App and web page records
┌────────

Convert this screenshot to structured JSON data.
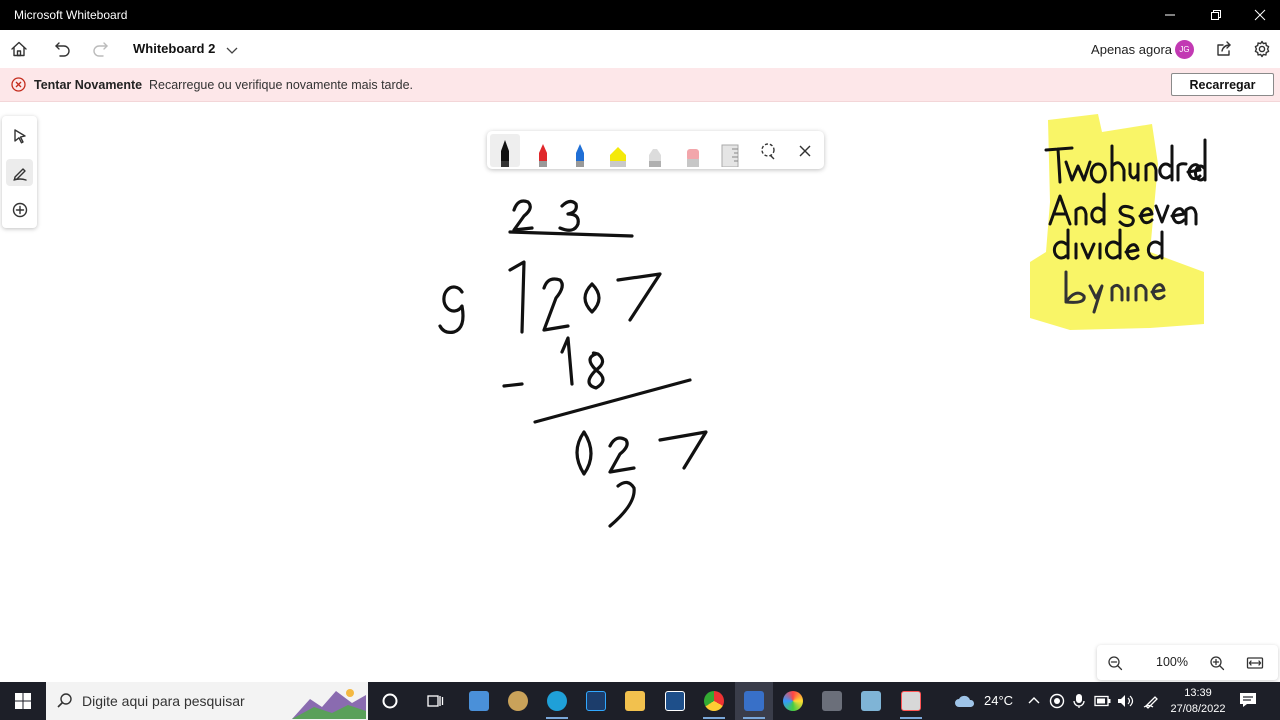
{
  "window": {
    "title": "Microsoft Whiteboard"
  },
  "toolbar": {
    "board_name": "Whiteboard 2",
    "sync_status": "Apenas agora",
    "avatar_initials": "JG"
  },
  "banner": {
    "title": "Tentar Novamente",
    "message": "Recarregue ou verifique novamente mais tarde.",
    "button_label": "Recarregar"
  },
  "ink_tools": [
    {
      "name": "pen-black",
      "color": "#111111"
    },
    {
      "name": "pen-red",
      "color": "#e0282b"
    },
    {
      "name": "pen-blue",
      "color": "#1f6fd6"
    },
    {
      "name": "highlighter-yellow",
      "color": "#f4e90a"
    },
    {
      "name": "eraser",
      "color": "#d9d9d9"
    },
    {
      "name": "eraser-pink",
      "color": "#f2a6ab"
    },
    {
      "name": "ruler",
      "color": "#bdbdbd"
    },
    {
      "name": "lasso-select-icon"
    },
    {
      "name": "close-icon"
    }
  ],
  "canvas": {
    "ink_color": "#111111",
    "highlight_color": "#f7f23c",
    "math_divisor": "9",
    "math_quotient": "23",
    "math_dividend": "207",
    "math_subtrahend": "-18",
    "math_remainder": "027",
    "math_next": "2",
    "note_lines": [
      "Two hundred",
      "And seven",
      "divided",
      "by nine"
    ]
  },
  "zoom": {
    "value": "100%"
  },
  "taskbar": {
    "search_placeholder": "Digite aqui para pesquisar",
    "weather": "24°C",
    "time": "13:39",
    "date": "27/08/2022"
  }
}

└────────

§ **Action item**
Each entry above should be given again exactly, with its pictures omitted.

§ **Final answer**
Convert this screenshot to structured JSON data.
{
  "window": {
    "title": "Microsoft Whiteboard"
  },
  "toolbar": {
    "board_name": "Whiteboard 2",
    "sync_status": "Apenas agora",
    "avatar_initials": "JG"
  },
  "banner": {
    "title": "Tentar Novamente",
    "message": "Recarregue ou verifique novamente mais tarde.",
    "button_label": "Recarregar"
  },
  "ink_tools": [
    {
      "name": "pen-black",
      "color": "#111111"
    },
    {
      "name": "pen-red",
      "color": "#e0282b"
    },
    {
      "name": "pen-blue",
      "color": "#1f6fd6"
    },
    {
      "name": "highlighter-yellow",
      "color": "#f4e90a"
    },
    {
      "name": "eraser",
      "color": "#d9d9d9"
    },
    {
      "name": "eraser-pink",
      "color": "#f2a6ab"
    },
    {
      "name": "ruler",
      "color": "#bdbdbd"
    },
    {
      "name": "lasso-select-icon"
    },
    {
      "name": "close-icon"
    }
  ],
  "canvas": {
    "ink_color": "#111111",
    "highlight_color": "#f7f23c",
    "math_divisor": "9",
    "math_quotient": "23",
    "math_dividend": "207",
    "math_subtrahend": "-18",
    "math_remainder": "027",
    "math_next": "2",
    "note_lines": [
      "Two hundred",
      "And seven",
      "divided",
      "by nine"
    ]
  },
  "zoom": {
    "value": "100%"
  },
  "taskbar": {
    "search_placeholder": "Digite aqui para pesquisar",
    "weather": "24°C",
    "time": "13:39",
    "date": "27/08/2022"
  }
}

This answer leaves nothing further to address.